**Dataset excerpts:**
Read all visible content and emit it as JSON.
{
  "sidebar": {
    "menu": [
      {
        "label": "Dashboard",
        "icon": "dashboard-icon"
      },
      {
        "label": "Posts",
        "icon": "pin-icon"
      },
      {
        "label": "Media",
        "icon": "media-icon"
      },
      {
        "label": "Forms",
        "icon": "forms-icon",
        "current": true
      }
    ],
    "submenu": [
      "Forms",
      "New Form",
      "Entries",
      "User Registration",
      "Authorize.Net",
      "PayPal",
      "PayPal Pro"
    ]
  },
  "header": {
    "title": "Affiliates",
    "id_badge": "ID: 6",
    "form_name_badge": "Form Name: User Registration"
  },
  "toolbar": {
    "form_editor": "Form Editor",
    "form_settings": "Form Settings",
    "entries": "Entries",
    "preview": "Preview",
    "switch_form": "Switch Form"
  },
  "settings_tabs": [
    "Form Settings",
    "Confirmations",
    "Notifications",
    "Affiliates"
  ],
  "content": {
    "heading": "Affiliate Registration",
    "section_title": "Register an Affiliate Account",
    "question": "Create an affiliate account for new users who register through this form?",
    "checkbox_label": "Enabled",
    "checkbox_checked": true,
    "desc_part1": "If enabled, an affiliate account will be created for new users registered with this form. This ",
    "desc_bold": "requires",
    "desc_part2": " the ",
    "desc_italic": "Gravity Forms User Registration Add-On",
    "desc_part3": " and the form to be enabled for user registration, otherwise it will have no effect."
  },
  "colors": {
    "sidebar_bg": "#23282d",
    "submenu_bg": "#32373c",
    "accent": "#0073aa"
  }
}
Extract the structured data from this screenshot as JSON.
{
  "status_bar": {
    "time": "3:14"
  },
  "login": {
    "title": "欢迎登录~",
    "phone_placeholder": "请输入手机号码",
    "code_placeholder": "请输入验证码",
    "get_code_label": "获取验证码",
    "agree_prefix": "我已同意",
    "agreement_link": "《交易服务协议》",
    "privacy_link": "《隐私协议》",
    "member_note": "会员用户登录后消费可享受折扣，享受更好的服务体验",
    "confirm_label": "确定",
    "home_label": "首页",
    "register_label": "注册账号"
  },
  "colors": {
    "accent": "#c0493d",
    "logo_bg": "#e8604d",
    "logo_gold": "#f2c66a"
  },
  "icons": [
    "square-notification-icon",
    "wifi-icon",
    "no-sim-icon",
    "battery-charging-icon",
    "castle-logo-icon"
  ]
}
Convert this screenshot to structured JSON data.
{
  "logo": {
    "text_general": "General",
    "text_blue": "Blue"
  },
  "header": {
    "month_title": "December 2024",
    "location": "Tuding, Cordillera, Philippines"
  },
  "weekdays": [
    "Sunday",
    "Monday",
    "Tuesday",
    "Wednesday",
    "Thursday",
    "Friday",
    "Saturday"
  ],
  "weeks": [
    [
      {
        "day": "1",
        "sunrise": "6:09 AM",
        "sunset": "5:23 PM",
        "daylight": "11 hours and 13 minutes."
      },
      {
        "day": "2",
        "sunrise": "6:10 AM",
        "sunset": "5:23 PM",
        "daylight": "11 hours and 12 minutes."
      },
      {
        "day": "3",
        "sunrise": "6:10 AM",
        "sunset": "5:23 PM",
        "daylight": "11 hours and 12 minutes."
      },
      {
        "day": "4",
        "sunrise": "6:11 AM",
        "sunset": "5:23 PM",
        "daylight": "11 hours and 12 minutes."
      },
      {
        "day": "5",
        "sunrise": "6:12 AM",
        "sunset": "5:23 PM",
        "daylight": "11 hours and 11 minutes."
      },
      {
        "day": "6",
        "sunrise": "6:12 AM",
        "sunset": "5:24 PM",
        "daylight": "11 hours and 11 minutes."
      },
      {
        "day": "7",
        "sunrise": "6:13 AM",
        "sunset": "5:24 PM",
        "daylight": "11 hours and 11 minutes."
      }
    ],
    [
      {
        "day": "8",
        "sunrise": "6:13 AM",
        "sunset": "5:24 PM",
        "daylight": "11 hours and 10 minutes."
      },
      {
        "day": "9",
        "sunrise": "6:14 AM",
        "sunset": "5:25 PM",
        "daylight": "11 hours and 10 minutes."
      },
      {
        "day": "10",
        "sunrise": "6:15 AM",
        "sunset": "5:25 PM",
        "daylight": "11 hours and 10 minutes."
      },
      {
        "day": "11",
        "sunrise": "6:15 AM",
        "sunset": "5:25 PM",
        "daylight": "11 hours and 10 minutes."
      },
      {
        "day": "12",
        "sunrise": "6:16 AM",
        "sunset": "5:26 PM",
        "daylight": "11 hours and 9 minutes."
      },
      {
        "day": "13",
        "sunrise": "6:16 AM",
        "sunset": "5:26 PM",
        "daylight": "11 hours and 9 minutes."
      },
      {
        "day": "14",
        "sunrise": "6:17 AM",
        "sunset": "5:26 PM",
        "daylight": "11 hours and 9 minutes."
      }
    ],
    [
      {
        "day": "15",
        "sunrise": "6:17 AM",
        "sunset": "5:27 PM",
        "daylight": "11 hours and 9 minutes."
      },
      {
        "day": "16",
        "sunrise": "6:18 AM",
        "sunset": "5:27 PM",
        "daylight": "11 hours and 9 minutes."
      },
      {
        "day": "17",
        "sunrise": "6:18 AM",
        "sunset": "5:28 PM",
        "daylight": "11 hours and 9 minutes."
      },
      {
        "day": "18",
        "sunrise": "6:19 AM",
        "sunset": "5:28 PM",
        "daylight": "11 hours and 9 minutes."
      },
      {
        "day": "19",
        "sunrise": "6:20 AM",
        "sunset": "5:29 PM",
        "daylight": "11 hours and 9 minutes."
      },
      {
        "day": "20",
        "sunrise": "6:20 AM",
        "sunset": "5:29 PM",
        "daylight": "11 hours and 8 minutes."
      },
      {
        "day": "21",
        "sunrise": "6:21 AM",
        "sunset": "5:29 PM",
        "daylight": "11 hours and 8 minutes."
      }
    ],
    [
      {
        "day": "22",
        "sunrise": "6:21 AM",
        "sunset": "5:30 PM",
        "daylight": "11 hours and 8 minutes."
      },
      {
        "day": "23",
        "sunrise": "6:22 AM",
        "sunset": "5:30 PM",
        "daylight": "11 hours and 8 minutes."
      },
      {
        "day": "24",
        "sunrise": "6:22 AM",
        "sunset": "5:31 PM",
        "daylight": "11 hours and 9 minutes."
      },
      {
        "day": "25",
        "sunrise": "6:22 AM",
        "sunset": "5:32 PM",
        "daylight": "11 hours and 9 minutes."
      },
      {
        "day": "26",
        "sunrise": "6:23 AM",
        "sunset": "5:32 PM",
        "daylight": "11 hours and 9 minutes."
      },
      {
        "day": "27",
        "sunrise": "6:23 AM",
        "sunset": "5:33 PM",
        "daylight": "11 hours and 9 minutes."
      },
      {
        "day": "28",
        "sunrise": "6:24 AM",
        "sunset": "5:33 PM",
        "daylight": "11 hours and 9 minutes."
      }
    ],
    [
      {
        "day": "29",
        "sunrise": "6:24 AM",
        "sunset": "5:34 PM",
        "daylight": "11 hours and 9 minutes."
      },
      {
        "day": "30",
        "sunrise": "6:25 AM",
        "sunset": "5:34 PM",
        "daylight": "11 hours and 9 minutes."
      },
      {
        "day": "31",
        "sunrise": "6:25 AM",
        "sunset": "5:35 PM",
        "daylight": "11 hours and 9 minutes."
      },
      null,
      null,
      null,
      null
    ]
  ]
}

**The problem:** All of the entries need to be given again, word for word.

**Reply to the task:**
Read all visible content and emit it as JSON.
{
  "sidebar": {
    "menu": [
      {
        "label": "Dashboard",
        "icon": "dashboard-icon"
      },
      {
        "label": "Posts",
        "icon": "pin-icon"
      },
      {
        "label": "Media",
        "icon": "media-icon"
      },
      {
        "label": "Forms",
        "icon": "forms-icon",
        "current": true
      }
    ],
    "submenu": [
      "Forms",
      "New Form",
      "Entries",
      "User Registration",
      "Authorize.Net",
      "PayPal",
      "PayPal Pro"
    ]
  },
  "header": {
    "title": "Affiliates",
    "id_badge": "ID: 6",
    "form_name_badge": "Form Name: User Registration"
  },
  "toolbar": {
    "form_editor": "Form Editor",
    "form_settings": "Form Settings",
    "entries": "Entries",
    "preview": "Preview",
    "switch_form": "Switch Form"
  },
  "settings_tabs": [
    "Form Settings",
    "Confirmations",
    "Notifications",
    "Affiliates"
  ],
  "content": {
    "heading": "Affiliate Registration",
    "section_title": "Register an Affiliate Account",
    "question": "Create an affiliate account for new users who register through this form?",
    "checkbox_label": "Enabled",
    "checkbox_checked": true,
    "desc_part1": "If enabled, an affiliate account will be created for new users registered with this form. This ",
    "desc_bold": "requires",
    "desc_part2": " the ",
    "desc_italic": "Gravity Forms User Registration Add-On",
    "desc_part3": " and the form to be enabled for user registration, otherwise it will have no effect."
  },
  "colors": {
    "sidebar_bg": "#23282d",
    "submenu_bg": "#32373c",
    "accent": "#0073aa"
  }
}
Extract the structured data from this screenshot as JSON.
{
  "status_bar": {
    "time": "3:14"
  },
  "login": {
    "title": "欢迎登录~",
    "phone_placeholder": "请输入手机号码",
    "code_placeholder": "请输入验证码",
    "get_code_label": "获取验证码",
    "agree_prefix": "我已同意",
    "agreement_link": "《交易服务协议》",
    "privacy_link": "《隐私协议》",
    "member_note": "会员用户登录后消费可享受折扣，享受更好的服务体验",
    "confirm_label": "确定",
    "home_label": "首页",
    "register_label": "注册账号"
  },
  "colors": {
    "accent": "#c0493d",
    "logo_bg": "#e8604d",
    "logo_gold": "#f2c66a"
  },
  "icons": [
    "square-notification-icon",
    "wifi-icon",
    "no-sim-icon",
    "battery-charging-icon",
    "castle-logo-icon"
  ]
}
Convert this screenshot to structured JSON data.
{
  "logo": {
    "text_general": "General",
    "text_blue": "Blue"
  },
  "header": {
    "month_title": "December 2024",
    "location": "Tuding, Cordillera, Philippines"
  },
  "weekdays": [
    "Sunday",
    "Monday",
    "Tuesday",
    "Wednesday",
    "Thursday",
    "Friday",
    "Saturday"
  ],
  "weeks": [
    [
      {
        "day": "1",
        "sunrise": "6:09 AM",
        "sunset": "5:23 PM",
        "daylight": "11 hours and 13 minutes."
      },
      {
        "day": "2",
        "sunrise": "6:10 AM",
        "sunset": "5:23 PM",
        "daylight": "11 hours and 12 minutes."
      },
      {
        "day": "3",
        "sunrise": "6:10 AM",
        "sunset": "5:23 PM",
        "daylight": "11 hours and 12 minutes."
      },
      {
        "day": "4",
        "sunrise": "6:11 AM",
        "sunset": "5:23 PM",
        "daylight": "11 hours and 12 minutes."
      },
      {
        "day": "5",
        "sunrise": "6:12 AM",
        "sunset": "5:23 PM",
        "daylight": "11 hours and 11 minutes."
      },
      {
        "day": "6",
        "sunrise": "6:12 AM",
        "sunset": "5:24 PM",
        "daylight": "11 hours and 11 minutes."
      },
      {
        "day": "7",
        "sunrise": "6:13 AM",
        "sunset": "5:24 PM",
        "daylight": "11 hours and 11 minutes."
      }
    ],
    [
      {
        "day": "8",
        "sunrise": "6:13 AM",
        "sunset": "5:24 PM",
        "daylight": "11 hours and 10 minutes."
      },
      {
        "day": "9",
        "sunrise": "6:14 AM",
        "sunset": "5:25 PM",
        "daylight": "11 hours and 10 minutes."
      },
      {
        "day": "10",
        "sunrise": "6:15 AM",
        "sunset": "5:25 PM",
        "daylight": "11 hours and 10 minutes."
      },
      {
        "day": "11",
        "sunrise": "6:15 AM",
        "sunset": "5:25 PM",
        "daylight": "11 hours and 10 minutes."
      },
      {
        "day": "12",
        "sunrise": "6:16 AM",
        "sunset": "5:26 PM",
        "daylight": "11 hours and 9 minutes."
      },
      {
        "day": "13",
        "sunrise": "6:16 AM",
        "sunset": "5:26 PM",
        "daylight": "11 hours and 9 minutes."
      },
      {
        "day": "14",
        "sunrise": "6:17 AM",
        "sunset": "5:26 PM",
        "daylight": "11 hours and 9 minutes."
      }
    ],
    [
      {
        "day": "15",
        "sunrise": "6:17 AM",
        "sunset": "5:27 PM",
        "daylight": "11 hours and 9 minutes."
      },
      {
        "day": "16",
        "sunrise": "6:18 AM",
        "sunset": "5:27 PM",
        "daylight": "11 hours and 9 minutes."
      },
      {
        "day": "17",
        "sunrise": "6:18 AM",
        "sunset": "5:28 PM",
        "daylight": "11 hours and 9 minutes."
      },
      {
        "day": "18",
        "sunrise": "6:19 AM",
        "sunset": "5:28 PM",
        "daylight": "11 hours and 9 minutes."
      },
      {
        "day": "19",
        "sunrise": "6:20 AM",
        "sunset": "5:29 PM",
        "daylight": "11 hours and 9 minutes."
      },
      {
        "day": "20",
        "sunrise": "6:20 AM",
        "sunset": "5:29 PM",
        "daylight": "11 hours and 8 minutes."
      },
      {
        "day": "21",
        "sunrise": "6:21 AM",
        "sunset": "5:29 PM",
        "daylight": "11 hours and 8 minutes."
      }
    ],
    [
      {
        "day": "22",
        "sunrise": "6:21 AM",
        "sunset": "5:30 PM",
        "daylight": "11 hours and 8 minutes."
      },
      {
        "day": "23",
        "sunrise": "6:22 AM",
        "sunset": "5:30 PM",
        "daylight": "11 hours and 8 minutes."
      },
      {
        "day": "24",
        "sunrise": "6:22 AM",
        "sunset": "5:31 PM",
        "daylight": "11 hours and 9 minutes."
      },
      {
        "day": "25",
        "sunrise": "6:22 AM",
        "sunset": "5:32 PM",
        "daylight": "11 hours and 9 minutes."
      },
      {
        "day": "26",
        "sunrise": "6:23 AM",
        "sunset": "5:32 PM",
        "daylight": "11 hours and 9 minutes."
      },
      {
        "day": "27",
        "sunrise": "6:23 AM",
        "sunset": "5:33 PM",
        "daylight": "11 hours and 9 minutes."
      },
      {
        "day": "28",
        "sunrise": "6:24 AM",
        "sunset": "5:33 PM",
        "daylight": "11 hours and 9 minutes."
      }
    ],
    [
      {
        "day": "29",
        "sunrise": "6:24 AM",
        "sunset": "5:34 PM",
        "daylight": "11 hours and 9 minutes."
      },
      {
        "day": "30",
        "sunrise": "6:25 AM",
        "sunset": "5:34 PM",
        "daylight": "11 hours and 9 minutes."
      },
      {
        "day": "31",
        "sunrise": "6:25 AM",
        "sunset": "5:35 PM",
        "daylight": "11 hours and 9 minutes."
      },
      null,
      null,
      null,
      null
    ]
  ]
}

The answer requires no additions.